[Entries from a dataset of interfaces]
◆ ◆ ◆ ◆ ◆ ◆ ◆

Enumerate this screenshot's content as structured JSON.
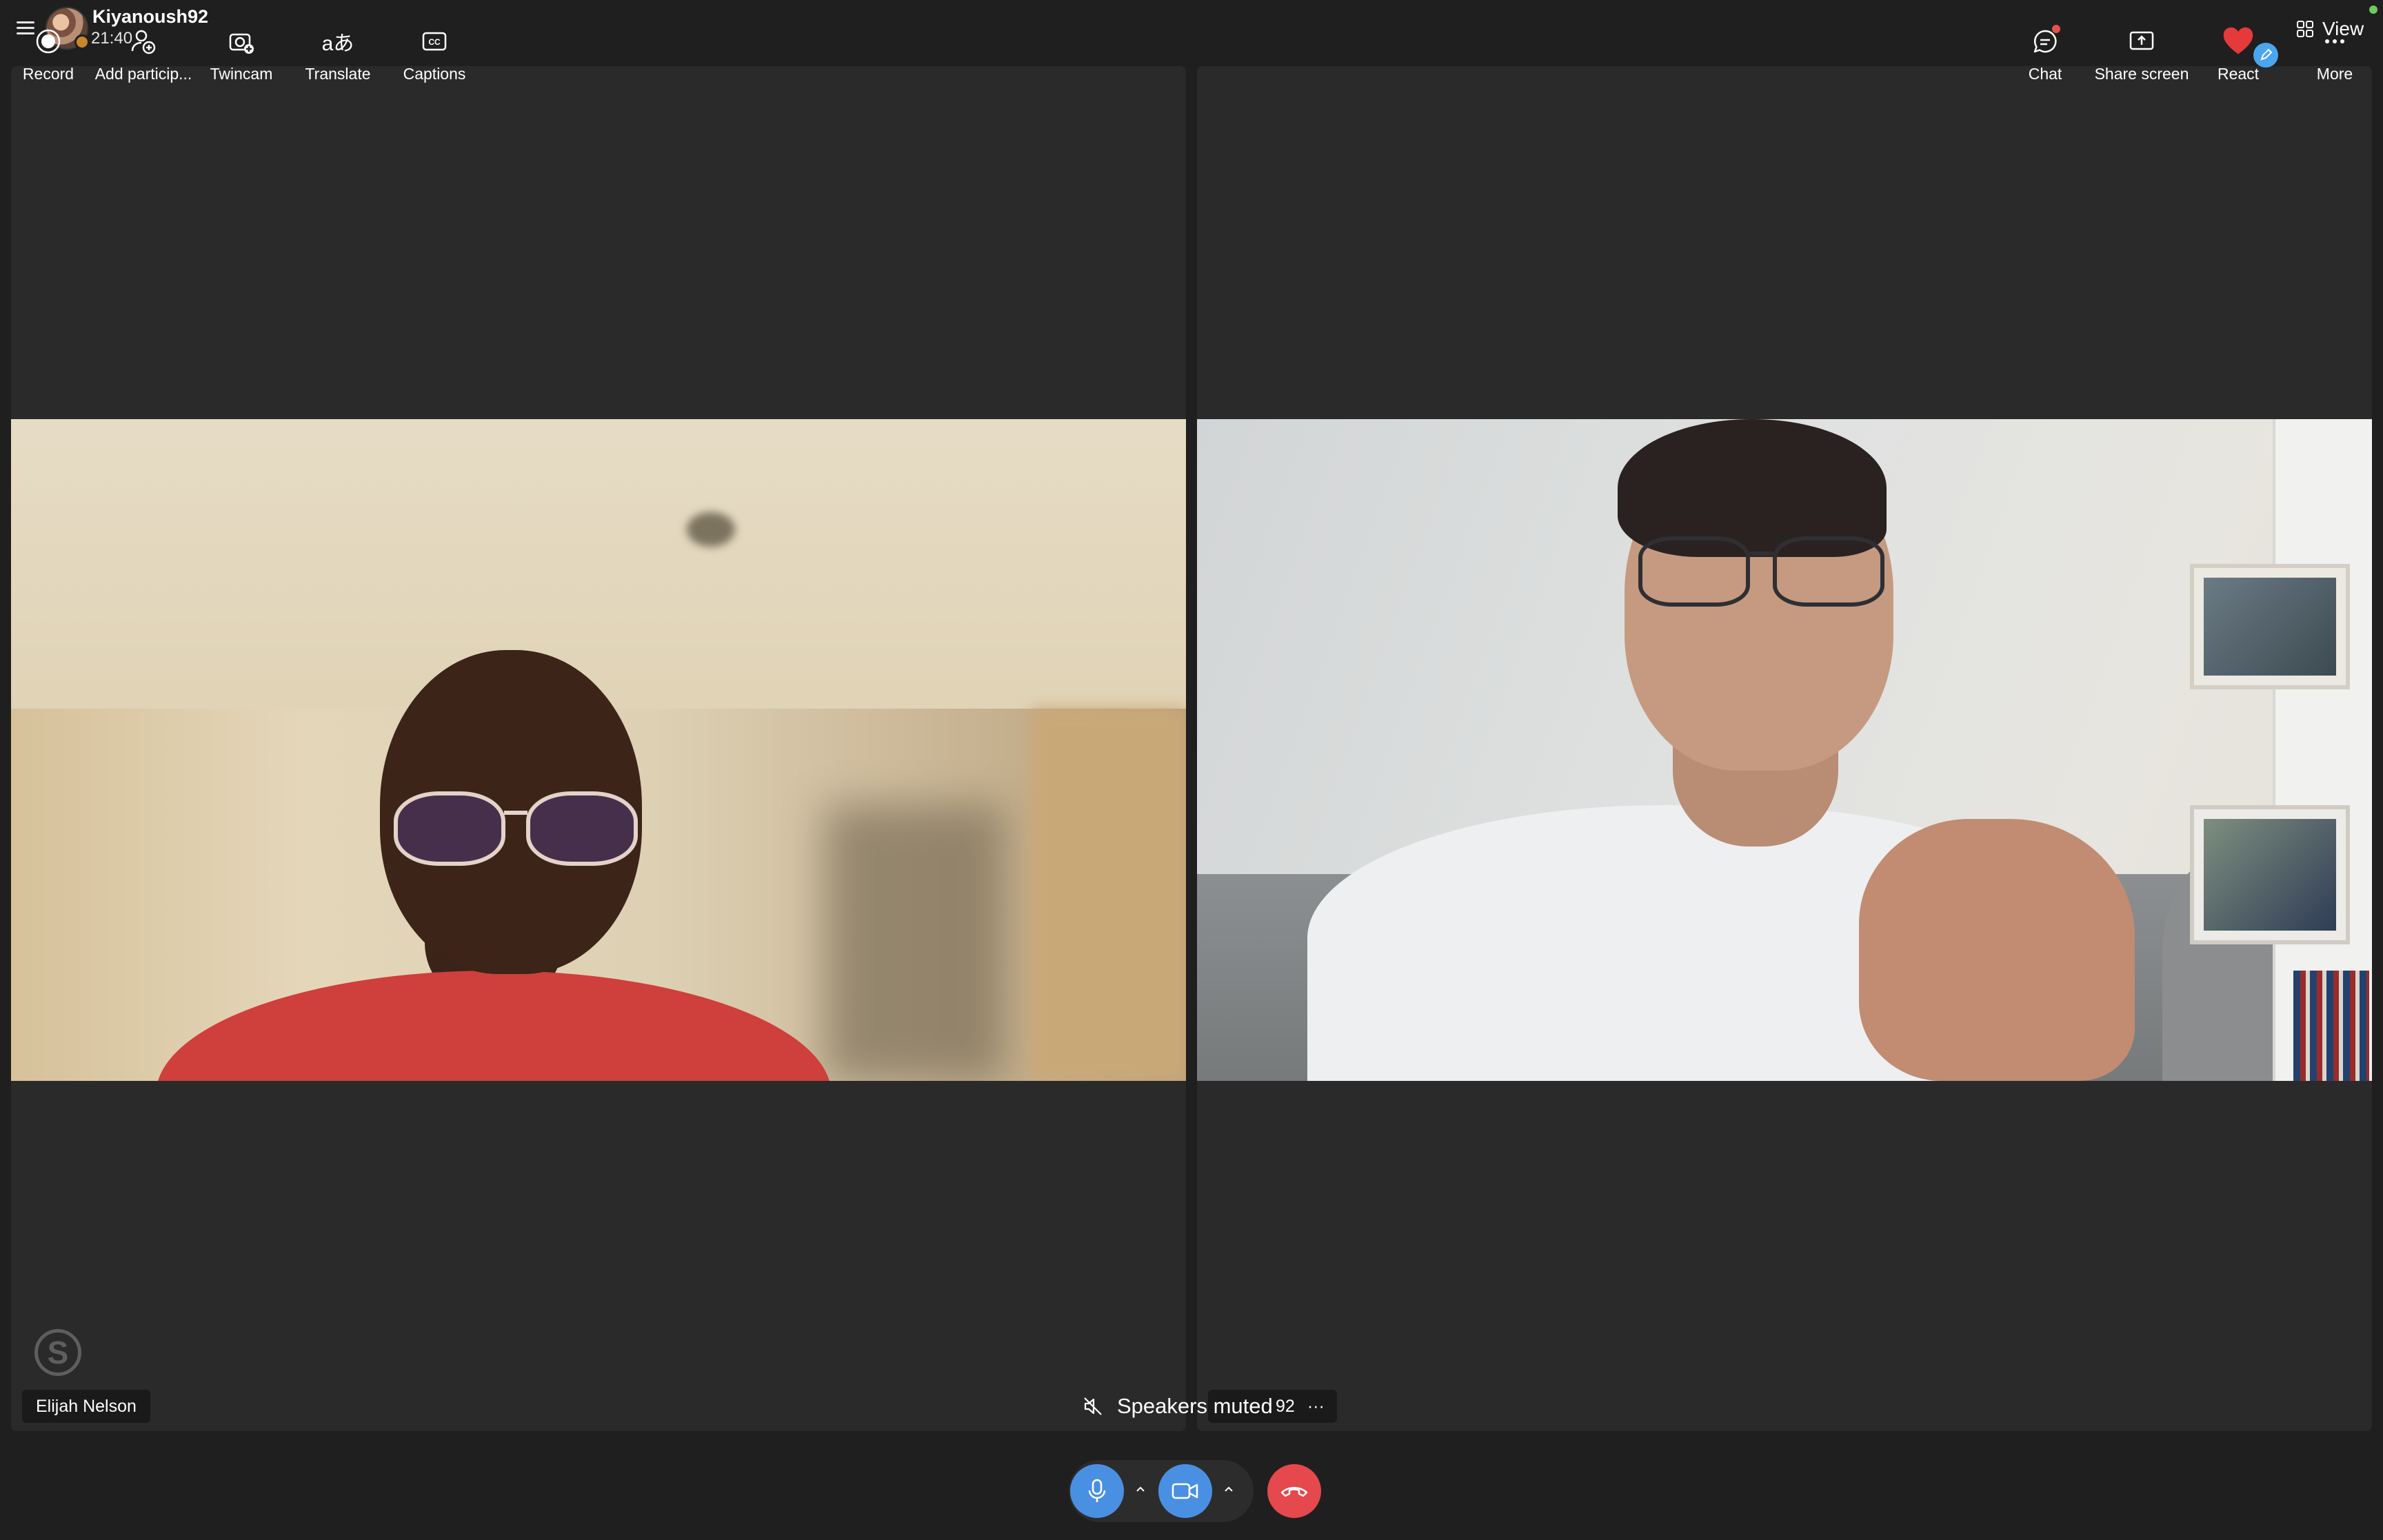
{
  "header": {
    "caller_name": "Kiyanoush92",
    "call_time": "21:40",
    "view_label": "View"
  },
  "participants": {
    "left_name": "Elijah Nelson",
    "right_name_partial": "92",
    "right_more": "···"
  },
  "notification": {
    "text": "Speakers muted"
  },
  "toolbar": {
    "record": "Record",
    "add_participant": "Add particip...",
    "twincam": "Twincam",
    "translate": "Translate",
    "translate_glyph": "aあ",
    "captions": "Captions",
    "chat": "Chat",
    "share_screen": "Share screen",
    "react": "React",
    "more": "More"
  },
  "colors": {
    "accent_blue": "#4a90e2",
    "end_call_red": "#e5484d",
    "background": "#1f1f1f",
    "tile": "#2a2a2a"
  }
}
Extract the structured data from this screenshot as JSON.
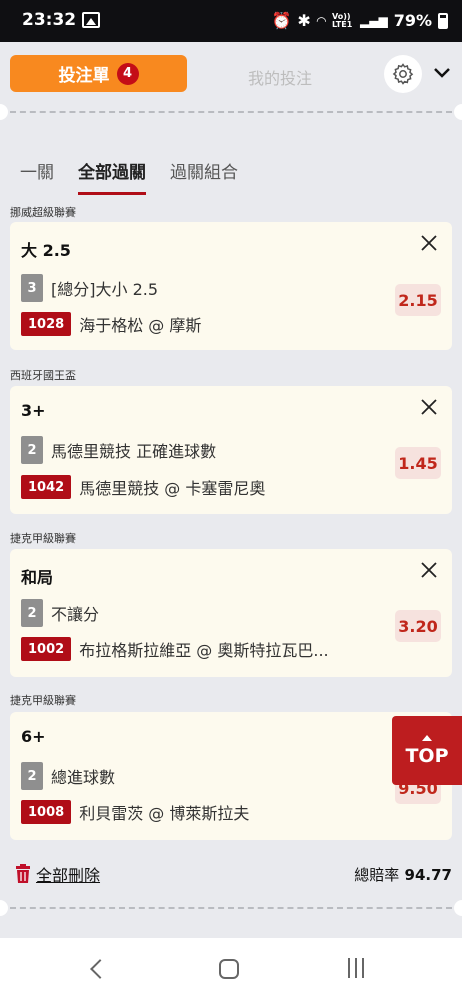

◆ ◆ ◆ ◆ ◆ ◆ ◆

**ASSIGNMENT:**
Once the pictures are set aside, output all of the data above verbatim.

**TASK ANSWER:**
Enumerate this screenshot's content as structured JSON.
{
  "header": {
    "caller_name": "Kiyanoush92",
    "call_time": "21:40",
    "view_label": "View"
  },
  "participants": {
    "left_name": "Elijah Nelson",
    "right_name_partial": "92",
    "right_more": "···"
  },
  "notification": {
    "text": "Speakers muted"
  },
  "toolbar": {
    "record": "Record",
    "add_participant": "Add particip...",
    "twincam": "Twincam",
    "translate": "Translate",
    "translate_glyph": "aあ",
    "captions": "Captions",
    "chat": "Chat",
    "share_screen": "Share screen",
    "react": "React",
    "more": "More"
  },
  "colors": {
    "accent_blue": "#4a90e2",
    "end_call_red": "#e5484d",
    "background": "#1f1f1f",
    "tile": "#2a2a2a"
  }
}
Extract the structured data from this screenshot as JSON.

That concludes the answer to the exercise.